Hermans, F., Kamphuis, E. and Mol, B. (2013), Changes in risk factors for preterm birth in Western Australia 1984–2006. BJOG: An International Journal of Obstetrics & Gynaecology, 120: 1698. doi: 10.1111/1471-0528.12410
- Issue published online: 11 NOV 2013
- Article first published online: 11 NOV 2013
- Manuscript Accepted: 3 JUN 2013
We read with interest the article by Hammond et al., that reported that antecedent profiles for all types of preterm birth have changed markedly over the two decades studied, with increasing maternal age and a four-fold increase in the rates of pre-existing medical conditions as main drivers. The authors estimated population attributable fractions to quantify the impact of single and groups of antecedents on preterm birth rates. Multivariate logistic regression was used to calculate odds ratios of risk factors for different subtypes of delivery compared with a normal term delivery.
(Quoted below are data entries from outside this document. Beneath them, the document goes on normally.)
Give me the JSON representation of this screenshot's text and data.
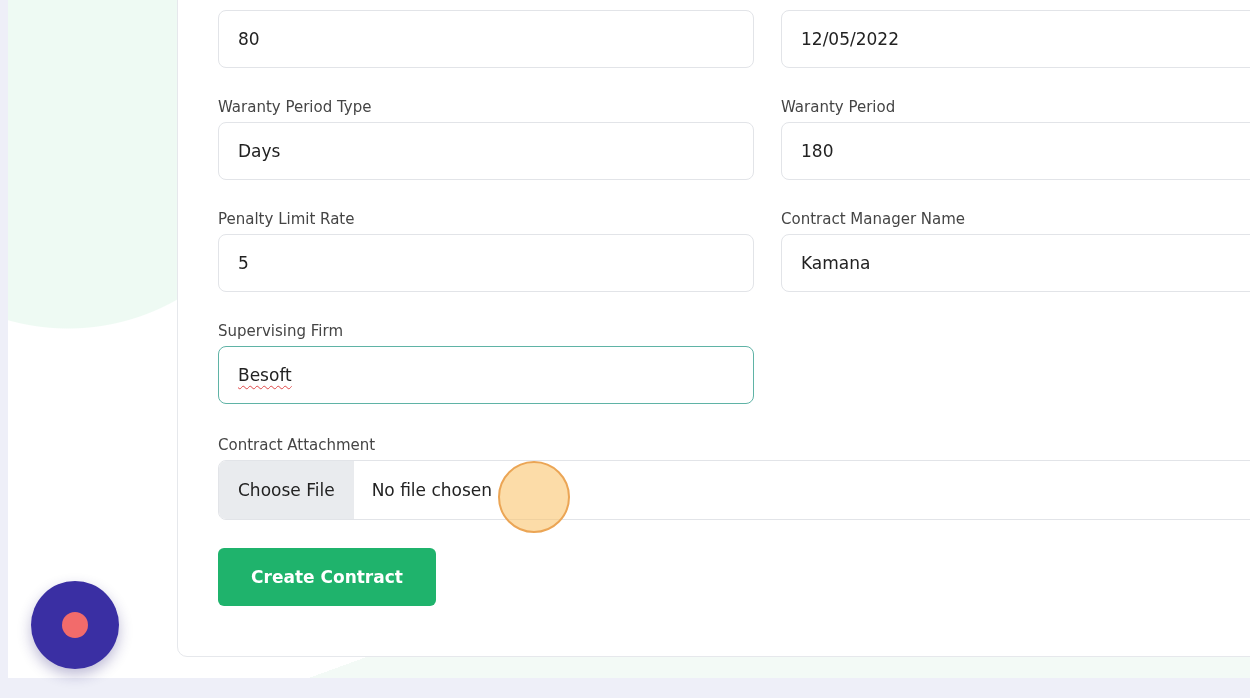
{
  "form": {
    "rows": [
      [
        {
          "value": "80",
          "focused": false,
          "misspelled": false
        },
        {
          "value": "12/05/2022",
          "focused": false,
          "misspelled": false
        }
      ],
      [
        {
          "label": "Waranty Period Type",
          "value": "Days",
          "focused": false,
          "misspelled": false
        },
        {
          "label": "Waranty Period",
          "value": "180",
          "focused": false,
          "misspelled": false
        }
      ],
      [
        {
          "label": "Penalty Limit Rate",
          "value": "5",
          "focused": false,
          "misspelled": false
        },
        {
          "label": "Contract Manager Name",
          "value": "Kamana",
          "focused": false,
          "misspelled": false
        }
      ],
      [
        {
          "label": "Supervising Firm",
          "value": "Besoft",
          "focused": true,
          "misspelled": true
        }
      ]
    ],
    "attachment": {
      "label": "Contract Attachment",
      "button": "Choose File",
      "status": "No file chosen"
    },
    "submit": "Create Contract"
  }
}
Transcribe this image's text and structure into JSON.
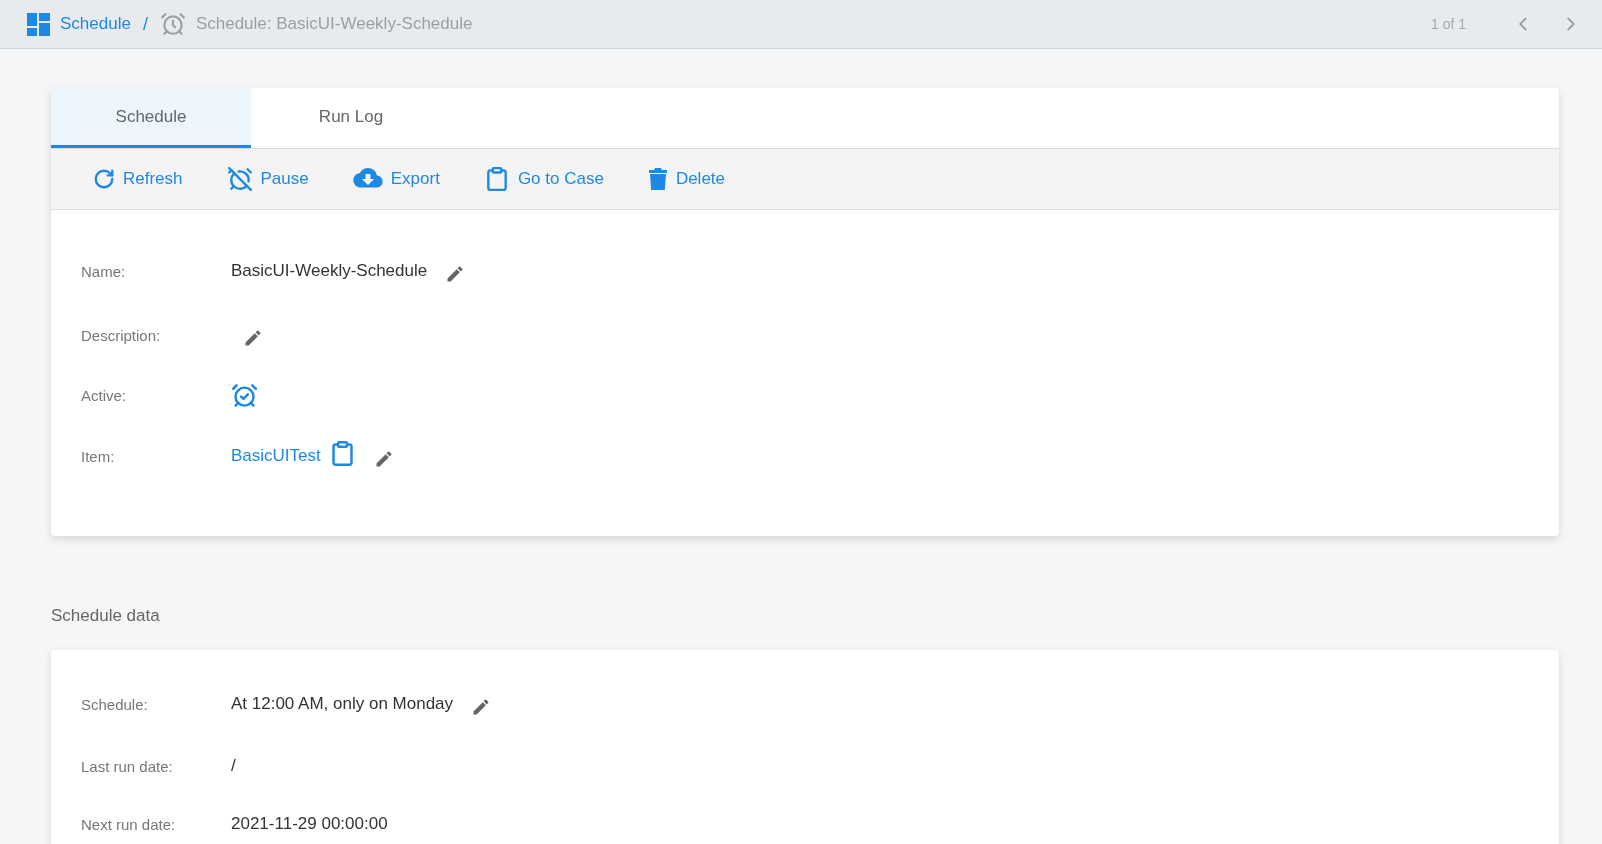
{
  "breadcrumb": {
    "root": "Schedule",
    "separator": "/",
    "current": "Schedule: BasicUI-Weekly-Schedule"
  },
  "pager": {
    "text": "1 of 1"
  },
  "tabs": [
    {
      "label": "Schedule",
      "selected": true
    },
    {
      "label": "Run Log",
      "selected": false
    }
  ],
  "toolbar": [
    "Refresh",
    "Pause",
    "Export",
    "Go to Case",
    "Delete"
  ],
  "details": [
    {
      "label": "Name:",
      "kind": "text",
      "value": "BasicUI-Weekly-Schedule",
      "editable": true
    },
    {
      "label": "Description:",
      "kind": "text",
      "editable": true
    },
    {
      "label": "Active:",
      "kind": "active",
      "active": true
    },
    {
      "label": "Item:",
      "kind": "link",
      "value": "BasicUITest",
      "editable": true
    }
  ],
  "schedule_data": {
    "title": "Schedule data",
    "fields": [
      {
        "label": "Schedule:",
        "kind": "text",
        "value": "At 12:00 AM, only on Monday",
        "editable": true
      },
      {
        "label": "Last run date:",
        "kind": "text",
        "value": "/",
        "editable": false
      },
      {
        "label": "Next run date:",
        "kind": "text",
        "value": "2021-11-29 00:00:00",
        "editable": false
      }
    ]
  }
}
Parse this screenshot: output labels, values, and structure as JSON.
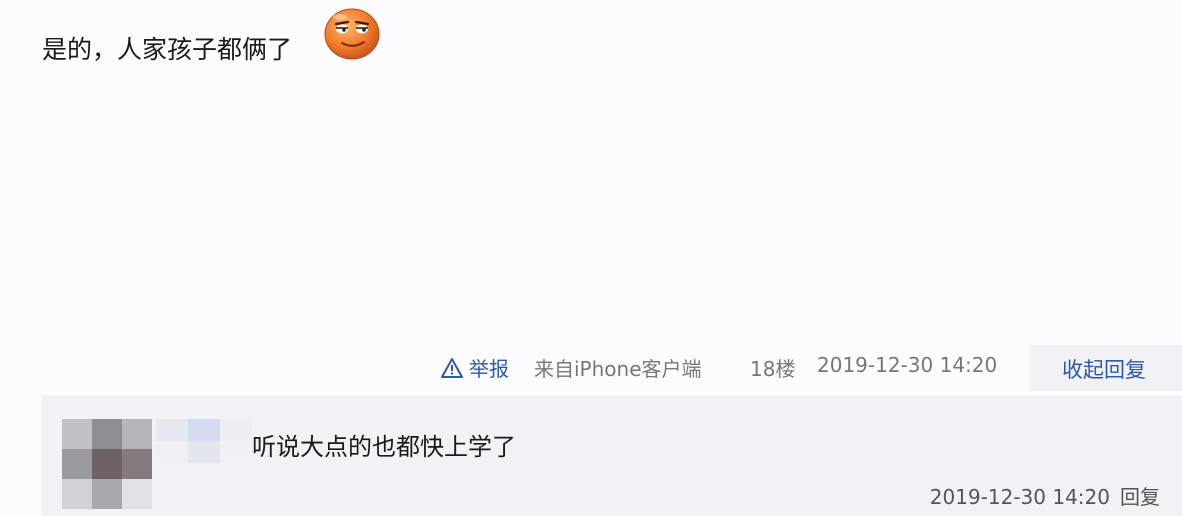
{
  "post": {
    "text": "是的，人家孩子都俩了",
    "emoji_icon": "smirk-face-emoji"
  },
  "meta": {
    "report_icon": "warning-triangle-icon",
    "report_label": "举报",
    "source": "来自iPhone客户端",
    "floor": "18楼",
    "time": "2019-12-30 14:20",
    "collapse_label": "收起回复"
  },
  "reply": {
    "text": "听说大点的也都快上学了",
    "time": "2019-12-30 14:20",
    "reply_label": "回复"
  },
  "colors": {
    "link": "#2b5aa8",
    "muted": "#777777",
    "reply_bg": "#f1f1f6",
    "emoji_orange": "#f07a2a"
  }
}
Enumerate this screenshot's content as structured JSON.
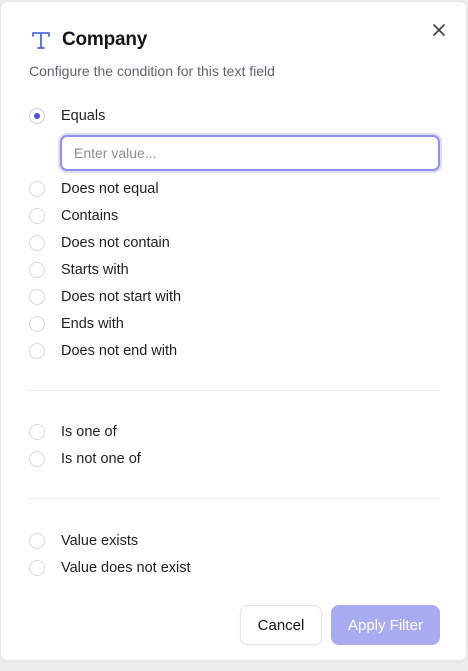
{
  "dialog": {
    "title": "Company",
    "subtitle": "Configure the condition for this text field",
    "field_type_icon": "text-type-icon",
    "close_icon": "close-icon"
  },
  "text_conditions": [
    {
      "label": "Equals",
      "selected": true
    },
    {
      "label": "Does not equal",
      "selected": false
    },
    {
      "label": "Contains",
      "selected": false
    },
    {
      "label": "Does not contain",
      "selected": false
    },
    {
      "label": "Starts with",
      "selected": false
    },
    {
      "label": "Does not start with",
      "selected": false
    },
    {
      "label": "Ends with",
      "selected": false
    },
    {
      "label": "Does not end with",
      "selected": false
    }
  ],
  "value_input": {
    "placeholder": "Enter value...",
    "value": ""
  },
  "list_conditions": [
    {
      "label": "Is one of",
      "selected": false
    },
    {
      "label": "Is not one of",
      "selected": false
    }
  ],
  "existence_conditions": [
    {
      "label": "Value exists",
      "selected": false
    },
    {
      "label": "Value does not exist",
      "selected": false
    }
  ],
  "buttons": {
    "cancel_label": "Cancel",
    "apply_label": "Apply Filter"
  },
  "colors": {
    "accent": "#4b4ee8",
    "apply_button_disabled": "#a8abf2",
    "input_focus_border": "#8e91f0"
  }
}
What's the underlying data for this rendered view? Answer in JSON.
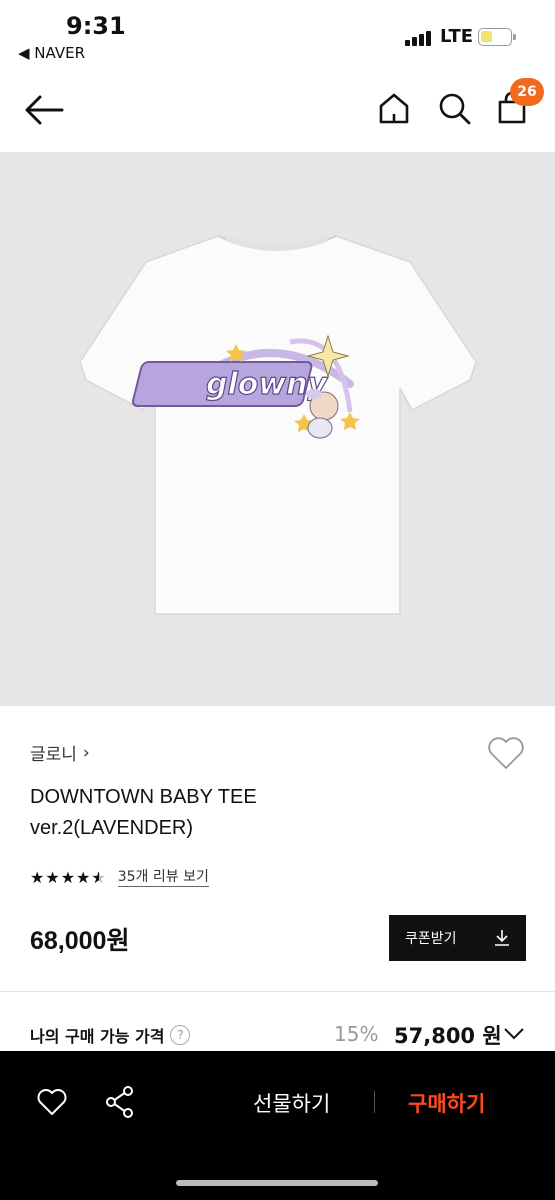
{
  "status": {
    "time": "9:31",
    "back_app": "◀ NAVER",
    "network": "LTE"
  },
  "nav": {
    "cart_count": "26"
  },
  "product": {
    "brand": "글로니",
    "brand_arrow": "›",
    "title_line1": "DOWNTOWN BABY TEE",
    "title_line2": "ver.2(LAVENDER)",
    "rating": 4.5,
    "review_link": "35개 리뷰 보기",
    "price": "68,000원",
    "coupon_label": "쿠폰받기",
    "my_price_label": "나의 구매 가능 가격",
    "discount": "15%",
    "final_price": "57,800 원",
    "print_text": "glowny",
    "colors": {
      "accent": "#f26a1b",
      "buy": "#ff4a1c",
      "graphic": "#8d7ab8"
    }
  },
  "bottom": {
    "gift_label": "선물하기",
    "buy_label": "구매하기"
  }
}
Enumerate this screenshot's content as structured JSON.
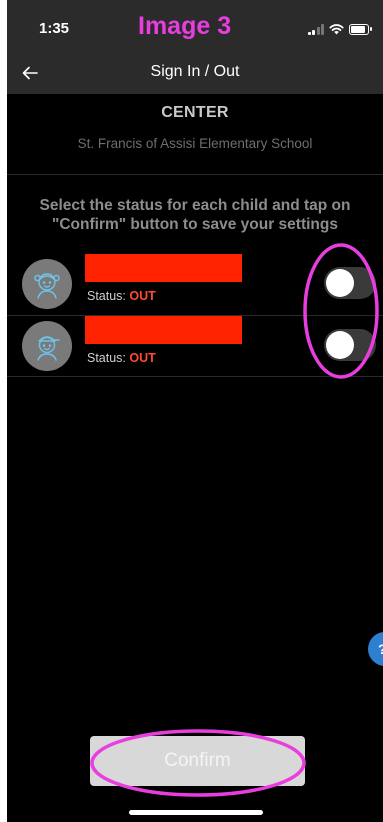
{
  "status_bar": {
    "time": "1:35",
    "overlay_label": "Image 3"
  },
  "nav": {
    "back_icon": "arrow-left-icon",
    "title": "Sign In / Out"
  },
  "center": {
    "label": "CENTER",
    "name": "St. Francis of Assisi Elementary School"
  },
  "instruction": "Select the status for each child and tap on \"Confirm\" button to save your settings",
  "children": [
    {
      "avatar_icon": "girl-avatar-icon",
      "status_label": "Status:",
      "status_value": "OUT",
      "signed_in": false
    },
    {
      "avatar_icon": "boy-avatar-icon",
      "status_label": "Status:",
      "status_value": "OUT",
      "signed_in": false
    }
  ],
  "help": {
    "label": "?"
  },
  "confirm": {
    "label": "Confirm"
  },
  "colors": {
    "background": "#000000",
    "bar": "#2b2b2b",
    "status_out": "#ff4a2e",
    "redaction": "#ff2200",
    "annotation": "#e83ee0",
    "help": "#2f7fd0",
    "confirm_bg": "#d8d8d8"
  }
}
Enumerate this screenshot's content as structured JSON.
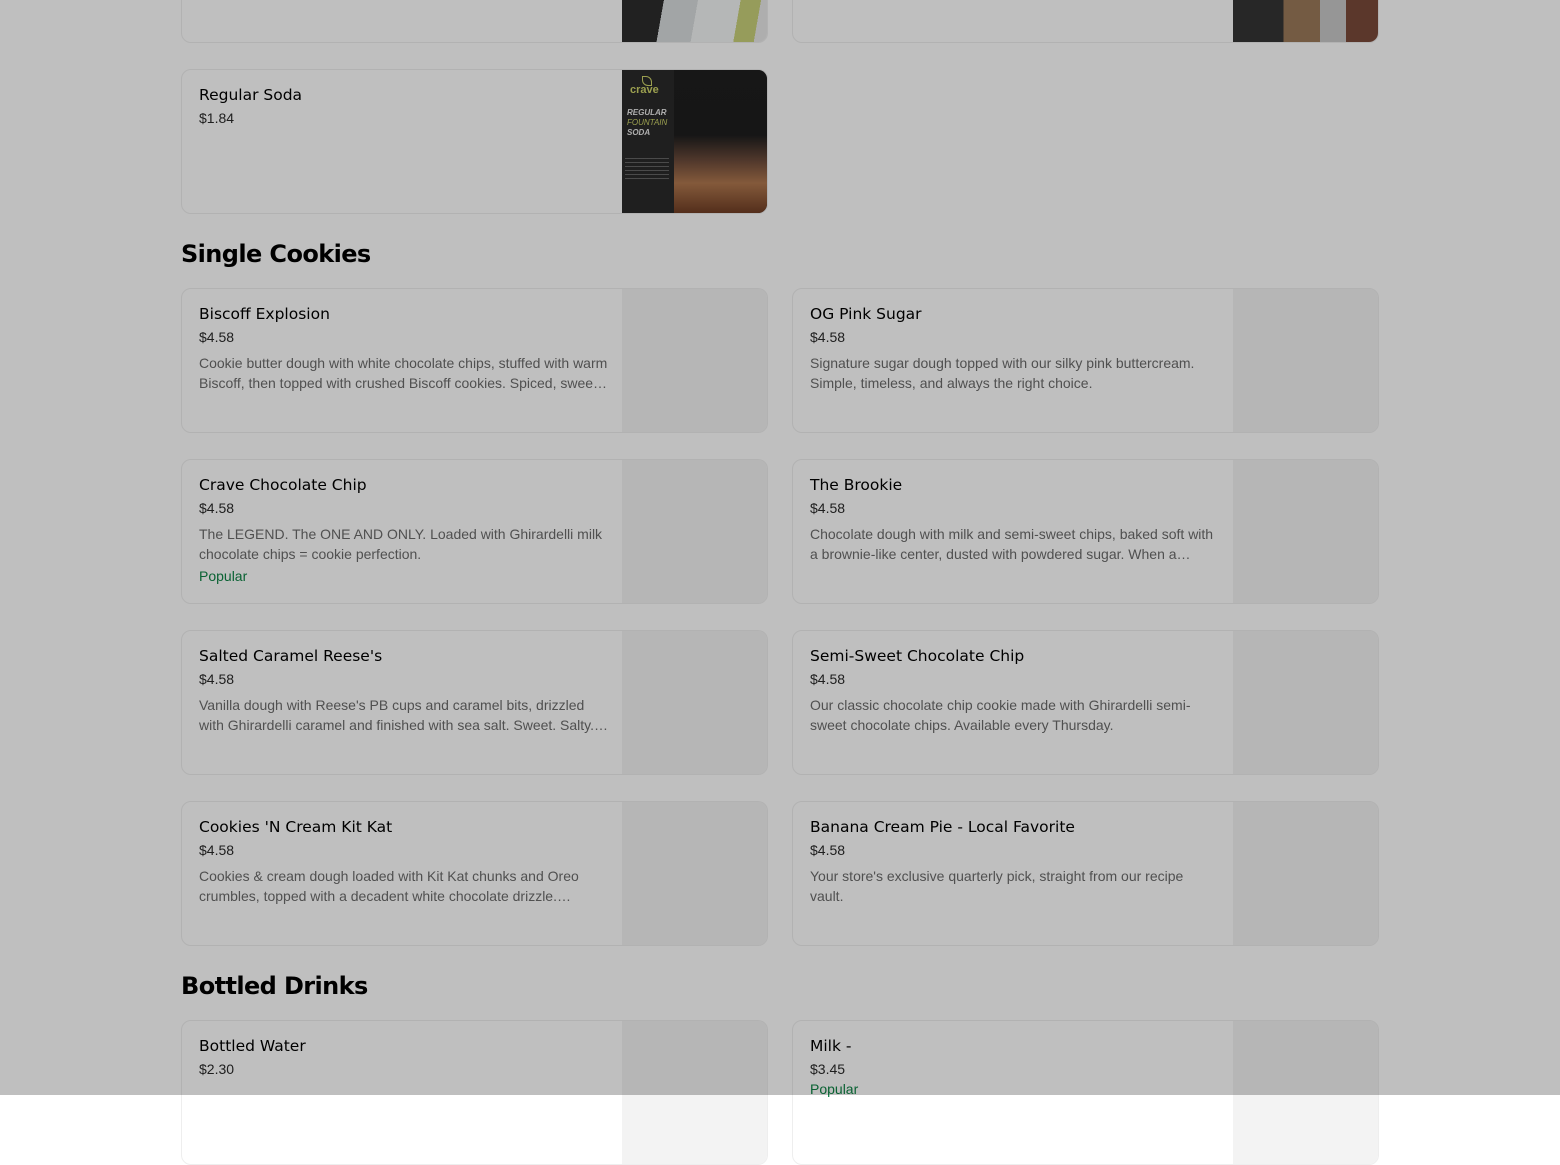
{
  "sections": {
    "drinks": {
      "items": [
        {
          "name": "",
          "price": ""
        },
        {
          "name": "",
          "price": ""
        },
        {
          "name": "Regular Soda",
          "price": "$1.84"
        }
      ],
      "soda_image": {
        "brand": "crave",
        "line1": "REGULAR",
        "line2": "FOUNTAIN",
        "line3": "SODA"
      }
    },
    "single_cookies": {
      "title": "Single Cookies",
      "items": [
        {
          "name": "Biscoff Explosion",
          "price": "$4.58",
          "description": "Cookie butter dough with white chocolate chips, stuffed with warm Biscoff, then topped with crushed Biscoff cookies. Spiced, sweet, and totally unreal."
        },
        {
          "name": "OG Pink Sugar",
          "price": "$4.58",
          "description": "Signature sugar dough topped with our silky pink buttercream. Simple, timeless, and always the right choice."
        },
        {
          "name": "Crave Chocolate Chip",
          "price": "$4.58",
          "description": "The LEGEND. The ONE AND ONLY. Loaded with Ghirardelli milk chocolate chips = cookie perfection.",
          "badge": "Popular"
        },
        {
          "name": "The Brookie",
          "price": "$4.58",
          "description": "Chocolate dough with milk and semi-sweet chips, baked soft with a brownie-like center, dusted with powdered sugar. When a brownie and a cookie collide."
        },
        {
          "name": "Salted Caramel Reese's",
          "price": "$4.58",
          "description": "Vanilla dough with Reese's PB cups and caramel bits, drizzled with Ghirardelli caramel and finished with sea salt. Sweet. Salty. Perfect."
        },
        {
          "name": "Semi-Sweet Chocolate Chip",
          "price": "$4.58",
          "description": "Our classic chocolate chip cookie made with Ghirardelli semi-sweet chocolate chips. Available every Thursday."
        },
        {
          "name": "Cookies 'N Cream Kit Kat",
          "price": "$4.58",
          "description": "Cookies & cream dough loaded with Kit Kat chunks and Oreo crumbles, topped with a decadent white chocolate drizzle. Crunchy, creamy, and dreamy."
        },
        {
          "name": "Banana Cream Pie - Local Favorite",
          "price": "$4.58",
          "description": "Your store's exclusive quarterly pick, straight from our recipe vault."
        }
      ]
    },
    "bottled_drinks": {
      "title": "Bottled Drinks",
      "items": [
        {
          "name": "Bottled Water",
          "price": "$2.30"
        },
        {
          "name": "Milk -",
          "price": "$3.45",
          "badge": "Popular"
        }
      ]
    }
  }
}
We calculate from the article that spontaneous preterm birth and preterm prelabour rupture of membranes (PPROM) rates were stable over the two decades (2.7 versus 2.5% and 1.4 versus 1.5%), but medically indicated preterm delivery rates increased from 1.8 to 2.2% (Table 1). The authors presented odds ratios for particular risk factors calculated over the entire period, implying that the rate of a specific risk factor remained constant from 1984 till 2006. Based on this criterion an increase of preterm birth rates was to be expected as the prevalence of such a risk factor increases. This increase was only seen among the medically indicated preterm deliveries. In our opinion, it is very likely that the increase in pre-existing medical diseases is the main cause for the increase of medically indicated births, but the data as presented do not provide insight into this mechanism. It is also important to realise that the authors do not provide information on whether medically indicated preterm deliveries resulted in better maternal or perinatal outcomes.
|Period 1 (1984–1991)||Period 3 (2000–2006)|
|Spontaneous term||106 128||59.3||73 993||45.6|
|Medically indicated term||59 276||33.1||73 151||45.1|
|Medically indicated preterm||3140||1.8||3579||2.2|
|Total||178 894||100||162 283||100|
At issue is also that the authors mention that ‘preterm deliveries could be eliminated after removing six antecedents from the population; up to 50% for medically indicated preterm deliveries, and between 10 and 20% PROM and spontaneous preterm labour'. In our opinion, this statement is challengeable, as many of the pregnancy complications, such as threatened preterm labour, pre-eclampsia and antepartum haemorrhage, are in fact a first sign of the disease process leading to preterm birth rather than true antecedents, i.e. they are risk indicators rather than risk factors.
In this respect, it is important to realise that the authors include all variables in a one-step model. Alternatively, one could imagine a more ‘stepwise’ approach that mimics the occurrence of the subsequent steps leading to preterm birth over time. In such an approach, baseline factors and obstetric history could be used to estimate a baseline risk, while in subsequent steps, the contribution of pre-existing medical conditions and pregnancy complications that precede preterm birth could be modelled. The wonderful data set that the authors have collected would allow the assessment of changes over time in this process, as well as comparison of similar women in their first and second pregnancy.